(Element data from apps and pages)
:::
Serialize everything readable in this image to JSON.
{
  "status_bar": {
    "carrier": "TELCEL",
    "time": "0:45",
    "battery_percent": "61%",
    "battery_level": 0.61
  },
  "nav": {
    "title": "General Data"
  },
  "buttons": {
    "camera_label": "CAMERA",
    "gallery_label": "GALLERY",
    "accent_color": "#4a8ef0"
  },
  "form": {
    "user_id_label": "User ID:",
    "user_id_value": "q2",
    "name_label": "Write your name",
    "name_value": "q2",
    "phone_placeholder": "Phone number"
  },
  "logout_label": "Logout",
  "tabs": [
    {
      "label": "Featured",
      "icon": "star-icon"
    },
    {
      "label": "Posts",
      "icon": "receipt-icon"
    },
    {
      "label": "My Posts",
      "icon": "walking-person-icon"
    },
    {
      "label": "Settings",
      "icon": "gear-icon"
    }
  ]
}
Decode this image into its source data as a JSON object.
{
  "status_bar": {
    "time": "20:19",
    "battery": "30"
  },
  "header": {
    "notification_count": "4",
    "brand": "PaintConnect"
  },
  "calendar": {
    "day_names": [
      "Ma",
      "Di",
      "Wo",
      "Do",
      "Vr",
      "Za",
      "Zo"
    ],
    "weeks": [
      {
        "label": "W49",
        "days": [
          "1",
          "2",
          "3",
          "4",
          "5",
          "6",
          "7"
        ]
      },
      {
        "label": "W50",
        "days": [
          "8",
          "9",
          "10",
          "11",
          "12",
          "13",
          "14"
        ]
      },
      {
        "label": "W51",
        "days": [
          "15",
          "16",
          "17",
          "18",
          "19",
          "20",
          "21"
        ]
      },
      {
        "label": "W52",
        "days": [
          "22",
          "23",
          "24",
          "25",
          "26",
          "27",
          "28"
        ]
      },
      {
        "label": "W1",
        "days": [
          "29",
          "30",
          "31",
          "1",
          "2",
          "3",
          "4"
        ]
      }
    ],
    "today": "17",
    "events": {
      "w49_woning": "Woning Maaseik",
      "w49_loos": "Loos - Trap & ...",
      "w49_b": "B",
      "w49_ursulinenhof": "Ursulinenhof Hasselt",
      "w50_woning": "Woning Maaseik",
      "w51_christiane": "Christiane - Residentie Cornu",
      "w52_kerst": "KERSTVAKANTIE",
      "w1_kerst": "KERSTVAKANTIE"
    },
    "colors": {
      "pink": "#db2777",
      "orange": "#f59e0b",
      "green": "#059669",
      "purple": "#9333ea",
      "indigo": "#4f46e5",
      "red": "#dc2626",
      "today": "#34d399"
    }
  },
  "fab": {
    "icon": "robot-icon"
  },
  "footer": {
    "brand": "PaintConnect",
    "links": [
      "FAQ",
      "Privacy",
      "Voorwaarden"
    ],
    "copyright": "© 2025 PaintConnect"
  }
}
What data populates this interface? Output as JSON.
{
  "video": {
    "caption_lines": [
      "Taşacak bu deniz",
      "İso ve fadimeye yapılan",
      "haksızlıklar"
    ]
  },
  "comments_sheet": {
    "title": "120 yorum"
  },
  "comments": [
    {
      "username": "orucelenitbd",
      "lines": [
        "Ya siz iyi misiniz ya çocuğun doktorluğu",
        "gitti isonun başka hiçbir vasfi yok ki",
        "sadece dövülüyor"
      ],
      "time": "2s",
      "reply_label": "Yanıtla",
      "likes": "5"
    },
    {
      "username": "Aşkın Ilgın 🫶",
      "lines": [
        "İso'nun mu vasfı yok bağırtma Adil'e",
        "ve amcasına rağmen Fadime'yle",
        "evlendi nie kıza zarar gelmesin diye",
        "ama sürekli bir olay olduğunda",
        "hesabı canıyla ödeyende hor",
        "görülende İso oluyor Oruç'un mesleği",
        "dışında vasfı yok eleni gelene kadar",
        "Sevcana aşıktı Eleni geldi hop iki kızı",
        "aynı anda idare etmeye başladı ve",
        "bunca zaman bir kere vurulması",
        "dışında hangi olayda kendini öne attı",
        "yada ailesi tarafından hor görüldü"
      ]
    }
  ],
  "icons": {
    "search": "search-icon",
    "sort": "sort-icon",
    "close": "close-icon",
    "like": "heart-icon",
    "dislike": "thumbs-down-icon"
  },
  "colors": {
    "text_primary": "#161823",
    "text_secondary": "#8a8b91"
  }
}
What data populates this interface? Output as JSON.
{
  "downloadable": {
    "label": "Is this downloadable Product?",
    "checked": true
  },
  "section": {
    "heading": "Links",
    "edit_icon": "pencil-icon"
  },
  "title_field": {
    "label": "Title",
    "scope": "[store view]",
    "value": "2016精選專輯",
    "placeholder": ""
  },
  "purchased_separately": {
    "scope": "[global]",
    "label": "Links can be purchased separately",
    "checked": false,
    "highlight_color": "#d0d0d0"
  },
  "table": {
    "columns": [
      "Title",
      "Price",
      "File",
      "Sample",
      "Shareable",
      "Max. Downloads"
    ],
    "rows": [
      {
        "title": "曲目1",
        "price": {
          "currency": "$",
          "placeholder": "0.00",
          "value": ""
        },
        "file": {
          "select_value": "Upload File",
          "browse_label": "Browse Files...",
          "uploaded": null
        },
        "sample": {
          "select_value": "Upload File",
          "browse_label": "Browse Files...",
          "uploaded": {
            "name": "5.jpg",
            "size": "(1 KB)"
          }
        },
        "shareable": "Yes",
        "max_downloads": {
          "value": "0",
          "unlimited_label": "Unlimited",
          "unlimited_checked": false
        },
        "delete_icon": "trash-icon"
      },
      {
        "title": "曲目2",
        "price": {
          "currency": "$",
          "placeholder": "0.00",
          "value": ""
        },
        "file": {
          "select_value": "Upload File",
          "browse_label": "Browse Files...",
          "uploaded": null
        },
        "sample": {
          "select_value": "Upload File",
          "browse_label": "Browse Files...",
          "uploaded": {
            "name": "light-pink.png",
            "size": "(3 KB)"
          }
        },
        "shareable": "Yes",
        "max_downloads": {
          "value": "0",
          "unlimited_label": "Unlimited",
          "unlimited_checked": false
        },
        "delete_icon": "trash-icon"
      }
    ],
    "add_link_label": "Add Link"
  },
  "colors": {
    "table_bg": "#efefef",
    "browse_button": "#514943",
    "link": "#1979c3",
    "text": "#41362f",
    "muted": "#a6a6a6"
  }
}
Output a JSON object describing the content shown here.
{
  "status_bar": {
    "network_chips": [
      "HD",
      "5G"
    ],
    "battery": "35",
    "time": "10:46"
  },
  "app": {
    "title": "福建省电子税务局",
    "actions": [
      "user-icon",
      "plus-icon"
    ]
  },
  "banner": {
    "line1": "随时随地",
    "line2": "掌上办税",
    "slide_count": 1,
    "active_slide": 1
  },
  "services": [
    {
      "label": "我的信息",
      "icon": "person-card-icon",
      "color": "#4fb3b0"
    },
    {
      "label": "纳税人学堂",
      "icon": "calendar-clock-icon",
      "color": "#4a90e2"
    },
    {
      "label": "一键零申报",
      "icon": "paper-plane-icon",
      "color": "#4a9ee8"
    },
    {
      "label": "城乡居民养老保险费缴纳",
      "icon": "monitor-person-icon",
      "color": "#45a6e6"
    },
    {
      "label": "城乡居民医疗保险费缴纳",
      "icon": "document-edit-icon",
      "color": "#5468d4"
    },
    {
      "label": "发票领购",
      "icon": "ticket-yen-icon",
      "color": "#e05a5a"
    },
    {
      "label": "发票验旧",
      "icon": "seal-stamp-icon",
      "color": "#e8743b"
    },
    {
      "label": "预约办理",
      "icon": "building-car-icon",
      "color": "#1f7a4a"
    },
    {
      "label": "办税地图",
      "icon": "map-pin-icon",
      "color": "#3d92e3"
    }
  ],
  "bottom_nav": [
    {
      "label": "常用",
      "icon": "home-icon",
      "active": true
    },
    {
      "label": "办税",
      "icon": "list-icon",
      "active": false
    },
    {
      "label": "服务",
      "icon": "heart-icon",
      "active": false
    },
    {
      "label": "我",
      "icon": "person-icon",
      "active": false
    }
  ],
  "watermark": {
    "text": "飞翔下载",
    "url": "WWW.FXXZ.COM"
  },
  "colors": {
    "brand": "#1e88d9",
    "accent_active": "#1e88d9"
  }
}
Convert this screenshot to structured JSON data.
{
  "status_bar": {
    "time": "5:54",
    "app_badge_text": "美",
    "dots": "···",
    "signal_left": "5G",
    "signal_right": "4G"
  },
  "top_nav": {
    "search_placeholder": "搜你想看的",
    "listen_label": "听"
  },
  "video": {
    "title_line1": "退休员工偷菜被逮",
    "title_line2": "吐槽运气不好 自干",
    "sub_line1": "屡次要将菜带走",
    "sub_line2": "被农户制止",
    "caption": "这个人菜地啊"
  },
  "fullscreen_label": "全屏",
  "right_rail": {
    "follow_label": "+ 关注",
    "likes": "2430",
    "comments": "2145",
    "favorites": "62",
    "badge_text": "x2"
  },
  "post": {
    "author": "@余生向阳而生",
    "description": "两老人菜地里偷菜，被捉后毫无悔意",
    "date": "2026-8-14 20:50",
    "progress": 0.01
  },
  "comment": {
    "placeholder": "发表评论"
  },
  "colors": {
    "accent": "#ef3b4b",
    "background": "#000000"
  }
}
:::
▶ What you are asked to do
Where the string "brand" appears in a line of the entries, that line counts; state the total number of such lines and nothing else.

▶ Exercise answer
3